Posted on 25 Feb 2010
Today marks the kickoff President Barack Obama's major health care summit with a group of deeply divided Republicans and Democrats, although optimism about a positive outcome appears to be slim. The summit will run from 10 am to 4 pm.
According to a poll conducted by USA Today, three out of four Americans say they believe the meeting of the deeply divided politicians will yield a new health care agreement.
Congressional Republicans are set against President Obama’s health care plan with its hefty $950 billion price tag, preferring to take incremental steps instead. Some congressional Democrats are already looking past the summit, instead planning to try to push through a health care on their own, if at all possible.
Sen. Chris Dodd, a key author of the Senate health care bill, told reporters flatly Wednesday that if Republicans continue to demand that Democrats scrap their health care proposals and start over, "then there's nothing to talk about."
"If you expect me to start all over on this, there's really not much point in this, 'cause we're not going to start over," Dodd said.
But Senate GOP leader Mitch McConnell argued that's exactly what Republicans want.
"Unless they're willing to do that, I think it's nearly impossible to imagine a scenario under which we can reach agreement because we don't think we ought to pass a 2,700-page bill that seeks to restructure one-sixth of our economy," McConnell said.
Dodd said Democrats and Republicans could find some common ground in some areas, such as a Republican push to allow insurers to sell insurance across state lines. Dodd called the GOP proposal "a legitimate issue" but added that Democrats already have a version of that proposal in their legislation.
Sen. Lamar Alexander, R-Tennesee, will give the opening statement for the Republicans at the summit, according to two GOP sources.
House and Senate Democrats participating in today’s summit met in House Speaker Nancy Pelosi's office to game out their approach for the meeting. Republicans held their own strategy session in McConnell's office later Wednesday afternoon.
Pelosi says she has “great optimism" about the meeting, but she declined to give any specifics about how Democrats will proceed on health care reform. She also sidestepped questions about Democrats' plans to use a controversial parliamentary shortcut to bypass GOP opposition and pass a health care bill.
"I'm going there to talk about substance," she said. "We agree that we should have universal access to coverage, with affordability for the middle class and accountability for the insurance companies. That, to me, is what the subject is about tomorrow."
But Senate Budget Committee Chairman Kent Conrad, D-North Dakota, admitted that Democrats did talk Wednesday morning about using "reconciliation" to move health care legislation. He said Democrats anticipate the issue will come up at Thursday's summit.
Reconciliation is a process, limited to budget-related bills, that bypasses the Senate rule on 60 votes being needed to end debate.
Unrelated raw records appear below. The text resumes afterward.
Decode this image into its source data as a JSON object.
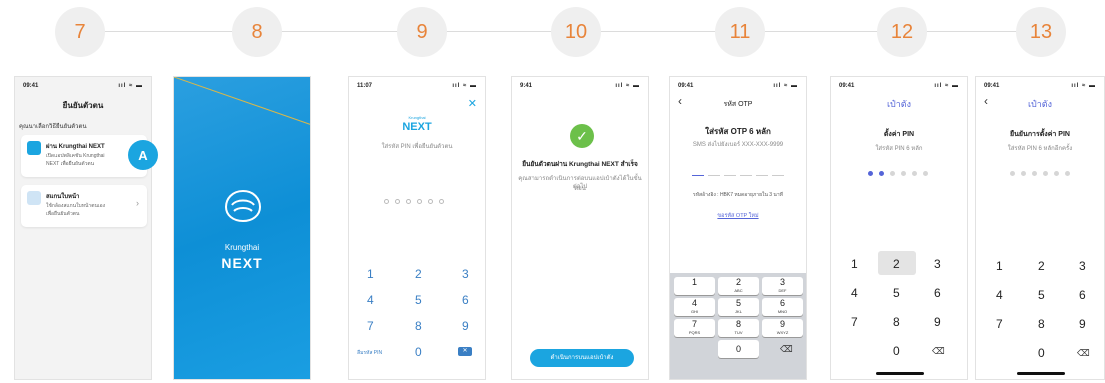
{
  "steps": [
    "7",
    "8",
    "9",
    "10",
    "11",
    "12",
    "13"
  ],
  "s7": {
    "time": "09:41",
    "title": "ยืนยันตัวตน",
    "subtitle": "คุณนาเลือกวิธียืนยันตัวตน",
    "card1": {
      "title": "ผ่าน Krungthai NEXT",
      "d1": "เปิดแอปพลิเคชัน Krungthai",
      "d2": "NEXT เพื่อยืนยันตัวตน"
    },
    "card2": {
      "title": "สแกนใบหน้า",
      "d1": "ใช้กล้องสแกนใบหน้าตนเอง",
      "d2": "เพื่อยืนยันตัวตน"
    },
    "badge": "A"
  },
  "s8": {
    "brand_line1": "Krungthai",
    "brand_line2": "NEXT"
  },
  "s9": {
    "time": "11:07",
    "logo_small": "Krungthai",
    "logo": "NEXT",
    "hint": "ใส่รหัส PIN เพื่อยืนยันตัวตน",
    "keys": [
      "1",
      "2",
      "3",
      "4",
      "5",
      "6",
      "7",
      "8",
      "9"
    ],
    "forgot": "ลืมรหัส PIN",
    "zero": "0"
  },
  "s10": {
    "time": "9:41",
    "title": "ยืนยันตัวตนผ่าน Krungthai NEXT สำเร็จ",
    "desc1": "คุณสามารถดำเนินการต่อบนแอปเป๋าตังได้ในขั้นตอน",
    "desc2": "ต่อไป",
    "button": "ดำเนินการบนแอปเป๋าตัง"
  },
  "s11": {
    "time": "09:41",
    "header": "รหัส OTP",
    "title": "ใส่รหัส OTP 6 หลัก",
    "sms": "SMS ส่งไปยังเบอร์ XXX-XXX-9999",
    "ref": "รหัสอ้างอิง : HBK7  หมดอายุภายใน 3 นาที",
    "resend": "ขอรหัส OTP ใหม่",
    "keys": [
      {
        "n": "1",
        "s": ""
      },
      {
        "n": "2",
        "s": "ABC"
      },
      {
        "n": "3",
        "s": "DEF"
      },
      {
        "n": "4",
        "s": "GHI"
      },
      {
        "n": "5",
        "s": "JKL"
      },
      {
        "n": "6",
        "s": "MNO"
      },
      {
        "n": "7",
        "s": "PQRS"
      },
      {
        "n": "8",
        "s": "TUV"
      },
      {
        "n": "9",
        "s": "WXYZ"
      }
    ],
    "zero": "0"
  },
  "s12": {
    "time": "09:41",
    "header": "เป๋าตัง",
    "title": "ตั้งค่า PIN",
    "hint": "ใส่รหัส PIN 6 หลัก",
    "filled": 2,
    "keys": [
      "1",
      "2",
      "3",
      "4",
      "5",
      "6",
      "7",
      "8",
      "9"
    ],
    "zero": "0"
  },
  "s13": {
    "time": "09:41",
    "header": "เป๋าตัง",
    "title": "ยืนยันการตั้งค่า PIN",
    "hint": "ใส่รหัส PIN 6 หลักอีกครั้ง",
    "keys": [
      "1",
      "2",
      "3",
      "4",
      "5",
      "6",
      "7",
      "8",
      "9"
    ],
    "zero": "0"
  }
}
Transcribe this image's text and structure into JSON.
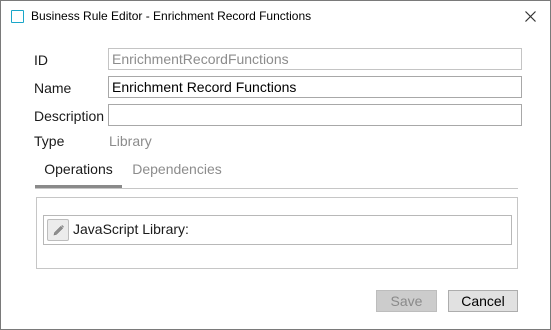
{
  "window": {
    "title": "Business Rule Editor - Enrichment Record Functions",
    "close_icon": "close-icon"
  },
  "form": {
    "id_label": "ID",
    "id_value": "EnrichmentRecordFunctions",
    "name_label": "Name",
    "name_value": "Enrichment Record Functions",
    "description_label": "Description",
    "description_value": "",
    "type_label": "Type",
    "type_value": "Library"
  },
  "tabs": [
    {
      "label": "Operations",
      "selected": true
    },
    {
      "label": "Dependencies",
      "selected": false
    }
  ],
  "operations": [
    {
      "label": "JavaScript Library:",
      "icon": "pencil-icon"
    }
  ],
  "buttons": {
    "save_label": "Save",
    "save_enabled": false,
    "cancel_label": "Cancel"
  },
  "colors": {
    "app_icon_border": "#1aa6c8",
    "disabled_text": "#8c8c8c"
  }
}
By using reconciliation, only a majority vote would be needed to advance a bill.
McConnell warned the political consequences would be severe if Democrats moved forward without GOP support.
Pointing to the backlash over the special deal in the Senate bill for Nebraska's Democratic senator, Ben Nelson, to cover his state's Medicaid costs, McConnell said, "If they think the American people are mad at them now, they haven't seen anything yet."
Senate Majority Leader Harry Reid this week pointed out that reconciliation has been used more than 20 times since 1981, by both parties.